OK, OK, it’s easy to think that this one sounds pretty silly – but when you’re being transported to a land of literal non-reality, it’s easy to get caught up in the situation and forget that you’re actually a dork in a room wearing a headset.

HTC’s newly-released Vive headsets are now arriving for early purchasers, but the instruction manual had to include a reminder not to try to sit on virtual furniture or you’ll fall on your very real ass.

According to the instruction/warning manual:

“It is important to remember that simulated objects, such as furniture, that may be encountered while using the product do not exist in the real world, and injuries may result when interacting with those simulated objects as if they were real, for example, by attempting to sit down on a virtual chair.”

There’s a whole load more warnings to take into account if you’re thinking about buying one too, like the emotional impact of immersive experiences – it’s another warning given in the handbook.

Ultimately, HTC would prefer you didn’t use the Vive while alone at all (there’s a ‘chaperone’ system in place to help this), which could make watching all those porn VR vids a much more awkward experience.

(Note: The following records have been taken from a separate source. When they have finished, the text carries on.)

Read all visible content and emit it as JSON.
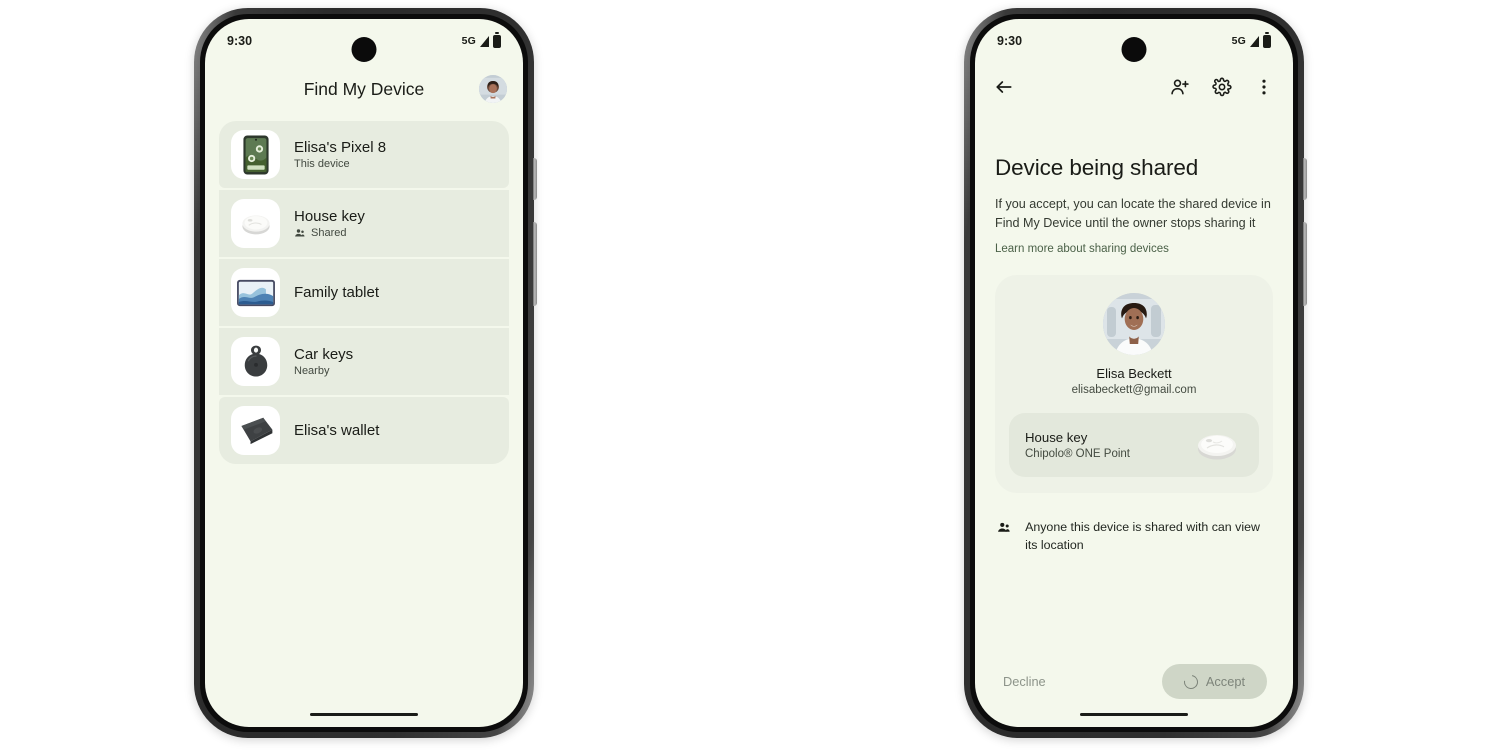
{
  "left_phone": {
    "status_bar": {
      "time": "9:30",
      "network": "5G",
      "signal_icon": "signal-bars-icon",
      "battery_icon": "battery-icon"
    },
    "app_bar": {
      "title": "Find My Device",
      "avatar_icon": "account-avatar"
    },
    "devices": [
      {
        "name": "Elisa's Pixel 8",
        "sub": "This device",
        "sub_icon": "",
        "icon": "pixel-phone-thumbnail"
      },
      {
        "name": "House key",
        "sub": "Shared",
        "sub_icon": "people-shared-icon",
        "icon": "chipolo-tag-thumbnail"
      },
      {
        "name": "Family tablet",
        "sub": "",
        "sub_icon": "",
        "icon": "tablet-thumbnail"
      },
      {
        "name": "Car keys",
        "sub": "Nearby",
        "sub_icon": "",
        "icon": "keytag-thumbnail"
      },
      {
        "name": "Elisa's wallet",
        "sub": "",
        "sub_icon": "",
        "icon": "wallet-thumbnail"
      }
    ]
  },
  "right_phone": {
    "status_bar": {
      "time": "9:30",
      "network": "5G",
      "signal_icon": "signal-bars-icon",
      "battery_icon": "battery-icon"
    },
    "top_bar": {
      "back_icon": "arrow-back-icon",
      "add_person_icon": "person-add-icon",
      "settings_icon": "gear-icon",
      "overflow_icon": "more-vert-icon"
    },
    "content": {
      "heading": "Device being shared",
      "body": "If you accept, you can locate the shared device in Find My Device until the owner stops sharing it",
      "link": "Learn more about sharing devices",
      "owner": {
        "avatar_icon": "owner-profile-photo",
        "name": "Elisa Beckett",
        "email": "elisabeckett@gmail.com"
      },
      "shared_device": {
        "name": "House key",
        "model": "Chipolo® ONE Point",
        "image_icon": "chipolo-one-point-image"
      },
      "notice": {
        "icon": "people-group-icon",
        "text": "Anyone this device is shared with can view its location"
      }
    },
    "footer": {
      "decline_label": "Decline",
      "accept_label": "Accept",
      "accept_spinner_icon": "loading-spinner-icon"
    }
  },
  "colors": {
    "screen_background": "#f4f8ec",
    "list_item_background": "#e7ece0",
    "card_background": "#eef2e7",
    "tag_card_background": "#e3e8dc",
    "primary_text": "#1a1c17",
    "secondary_text": "#444b41",
    "link_text": "#4b6148",
    "disabled_button_background": "#cfd6c7",
    "disabled_button_text": "#7d847a"
  }
}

 HTC warns: Don’t sit on imaginary VR furniture when using the Vive [Ars Technica]